Conditions inside of blocks, such as [Wait until] blocks, allows the user to "control" the program flow. For example, with the [Wait until] block, the program flow will pause and "wait until" the condition is met and reports TRUE, before moving on to the next block.

In this code for driving the VR Robot to the letter ‘A,’ the VR Robot will drive forward until the condition of the Left Bumper being pressed, is TRUE. A condition, such as the Left Bumper being pressed in this example, always reports a TRUE or FALSE value.

Drive to A Breakdown

For Your Information
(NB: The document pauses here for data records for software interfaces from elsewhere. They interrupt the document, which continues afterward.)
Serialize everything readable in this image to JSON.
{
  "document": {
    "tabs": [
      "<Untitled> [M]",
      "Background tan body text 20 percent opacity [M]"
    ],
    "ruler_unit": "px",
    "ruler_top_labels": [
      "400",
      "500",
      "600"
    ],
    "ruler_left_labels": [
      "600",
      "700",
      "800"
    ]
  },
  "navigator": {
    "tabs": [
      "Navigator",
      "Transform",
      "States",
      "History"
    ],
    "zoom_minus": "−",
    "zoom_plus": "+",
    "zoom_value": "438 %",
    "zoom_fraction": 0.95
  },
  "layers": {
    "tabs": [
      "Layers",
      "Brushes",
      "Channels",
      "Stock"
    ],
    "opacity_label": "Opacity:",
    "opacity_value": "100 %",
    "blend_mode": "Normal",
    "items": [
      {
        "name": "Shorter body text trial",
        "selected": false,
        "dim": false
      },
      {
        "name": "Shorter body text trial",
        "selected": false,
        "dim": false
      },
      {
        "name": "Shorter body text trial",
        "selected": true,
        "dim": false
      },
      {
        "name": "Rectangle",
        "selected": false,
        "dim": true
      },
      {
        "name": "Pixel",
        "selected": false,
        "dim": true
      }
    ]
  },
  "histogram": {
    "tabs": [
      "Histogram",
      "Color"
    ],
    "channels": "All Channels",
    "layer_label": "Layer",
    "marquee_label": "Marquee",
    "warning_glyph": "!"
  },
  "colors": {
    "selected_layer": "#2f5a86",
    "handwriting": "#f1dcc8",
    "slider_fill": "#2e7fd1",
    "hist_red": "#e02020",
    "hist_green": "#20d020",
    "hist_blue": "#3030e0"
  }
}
The Project Stepping Feature provides you with a visual representation of the flow of the commands as they are being executed within a project. This can provide you with important visual cues when you are trying to troubleshoot or design a VEXcode VR project.
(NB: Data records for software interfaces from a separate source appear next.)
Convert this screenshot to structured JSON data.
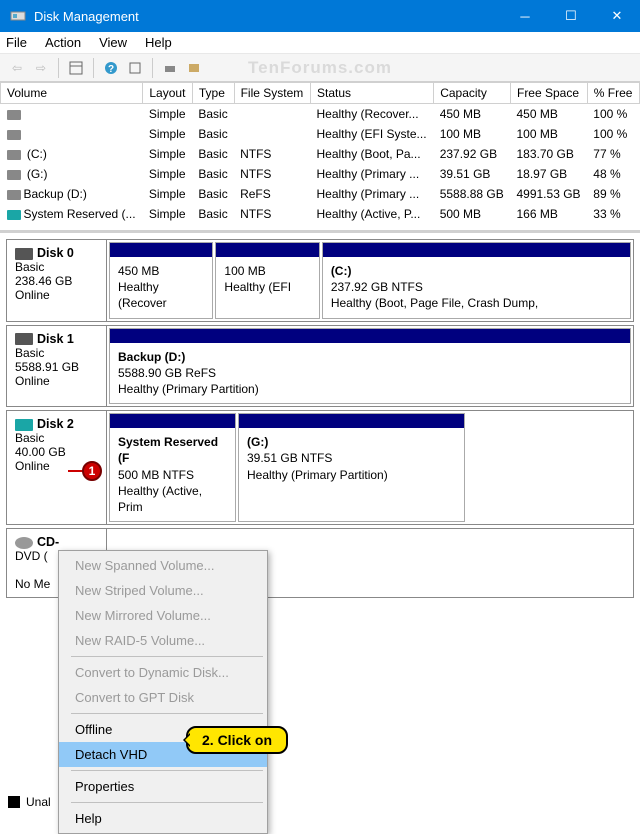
{
  "window": {
    "title": "Disk Management"
  },
  "menubar": [
    "File",
    "Action",
    "View",
    "Help"
  ],
  "watermark": "TenForums.com",
  "columns": [
    "Volume",
    "Layout",
    "Type",
    "File System",
    "Status",
    "Capacity",
    "Free Space",
    "% Free"
  ],
  "volumes": [
    {
      "name": "",
      "icon": "gray",
      "layout": "Simple",
      "vtype": "Basic",
      "fs": "",
      "status": "Healthy (Recover...",
      "cap": "450 MB",
      "free": "450 MB",
      "pct": "100 %"
    },
    {
      "name": "",
      "icon": "gray",
      "layout": "Simple",
      "vtype": "Basic",
      "fs": "",
      "status": "Healthy (EFI Syste...",
      "cap": "100 MB",
      "free": "100 MB",
      "pct": "100 %"
    },
    {
      "name": " (C:)",
      "icon": "gray",
      "layout": "Simple",
      "vtype": "Basic",
      "fs": "NTFS",
      "status": "Healthy (Boot, Pa...",
      "cap": "237.92 GB",
      "free": "183.70 GB",
      "pct": "77 %"
    },
    {
      "name": " (G:)",
      "icon": "gray",
      "layout": "Simple",
      "vtype": "Basic",
      "fs": "NTFS",
      "status": "Healthy (Primary ...",
      "cap": "39.51 GB",
      "free": "18.97 GB",
      "pct": "48 %"
    },
    {
      "name": "Backup (D:)",
      "icon": "gray",
      "layout": "Simple",
      "vtype": "Basic",
      "fs": "ReFS",
      "status": "Healthy (Primary ...",
      "cap": "5588.88 GB",
      "free": "4991.53 GB",
      "pct": "89 %"
    },
    {
      "name": "System Reserved (...",
      "icon": "teal",
      "layout": "Simple",
      "vtype": "Basic",
      "fs": "NTFS",
      "status": "Healthy (Active, P...",
      "cap": "500 MB",
      "free": "166 MB",
      "pct": "33 %"
    }
  ],
  "disks": [
    {
      "title": "Disk 0",
      "icon": "gray",
      "type": "Basic",
      "size": "238.46 GB",
      "state": "Online",
      "parts": [
        {
          "l1": "",
          "l2": "450 MB",
          "l3": "Healthy (Recover",
          "flex": "1"
        },
        {
          "l1": "",
          "l2": "100 MB",
          "l3": "Healthy (EFI",
          "flex": "1"
        },
        {
          "l1": "(C:)",
          "l2": "237.92 GB NTFS",
          "l3": "Healthy (Boot, Page File, Crash Dump,",
          "flex": "3"
        }
      ]
    },
    {
      "title": "Disk 1",
      "icon": "gray",
      "type": "Basic",
      "size": "5588.91 GB",
      "state": "Online",
      "parts": [
        {
          "l1": "Backup  (D:)",
          "l2": "5588.90 GB ReFS",
          "l3": "Healthy (Primary Partition)",
          "flex": "1"
        }
      ]
    },
    {
      "title": "Disk 2",
      "icon": "teal",
      "type": "Basic",
      "size": "40.00 GB",
      "state": "Online",
      "parts": [
        {
          "l1": "System Reserved  (F",
          "l2": "500 MB NTFS",
          "l3": "Healthy (Active, Prim",
          "flex": "1"
        },
        {
          "l1": "(G:)",
          "l2": "39.51 GB NTFS",
          "l3": "Healthy (Primary Partition)",
          "flex": "1.8"
        }
      ]
    }
  ],
  "cdrom": {
    "title": "CD-",
    "type": "DVD (",
    "msg": "No Me"
  },
  "ctxmenu": [
    {
      "label": "New Spanned Volume...",
      "state": "disabled"
    },
    {
      "label": "New Striped Volume...",
      "state": "disabled"
    },
    {
      "label": "New Mirrored Volume...",
      "state": "disabled"
    },
    {
      "label": "New RAID-5 Volume...",
      "state": "disabled"
    },
    {
      "sep": true
    },
    {
      "label": "Convert to Dynamic Disk...",
      "state": "disabled"
    },
    {
      "label": "Convert to GPT Disk",
      "state": "disabled"
    },
    {
      "sep": true
    },
    {
      "label": "Offline",
      "state": ""
    },
    {
      "label": "Detach VHD",
      "state": "highlight"
    },
    {
      "sep": true
    },
    {
      "label": "Properties",
      "state": ""
    },
    {
      "sep": true
    },
    {
      "label": "Help",
      "state": ""
    }
  ],
  "annotations": {
    "step1": "1",
    "step2": "2. Click on"
  },
  "legend": {
    "unallocated": "Unal"
  }
}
STep Feature

Drive to the Number '2'

In this Lesson, the project will be edited to have the VR Robot drive to the number ‘2’ on the Wall Maze Playground!

Drive to Number 2
  • The project from Lesson 2 has the VR Robot turning left to drive to the letter ‘A.’ In order to navigate to the number ‘2,’ the VR Robot will have to turn right instead, drive forward, and then turn left.
    Drive to 2 Arrows
  • Change the direction of the second [Turn for] block to right instead of left.
    Change from left to right
  • Launch the Wall Maze Playground if it is not already open and run the project.
  • Watch the VR Robot begin to drive to the number ‘2,’ but stop at a wall. Thus, the VR Robot needs to turn left once it presses against the wall instead of stopping.
    Turn and Stop
  • Select the “Reset” button to reset the Playground and move the VR Robot back to the starting position.
    Reset Robot Against Wall
  • Edit the code by removing the [Stop driving] block and replacing it with the following commands in order to drive the VR Robot to the number ‘2.’
    replace blocks
  • Launch the Wall Maze Playground if it is not already open and run the project.
  • Watch the VR Robot drive to the number ‘2’ on the Wall Maze Playground!
    VR Robot Reacher Number 2
  • Select the “Reset” button to reset the Playground and move the VR Robot back to the starting position.

Select the Next button to continue with the rest of this Lesson.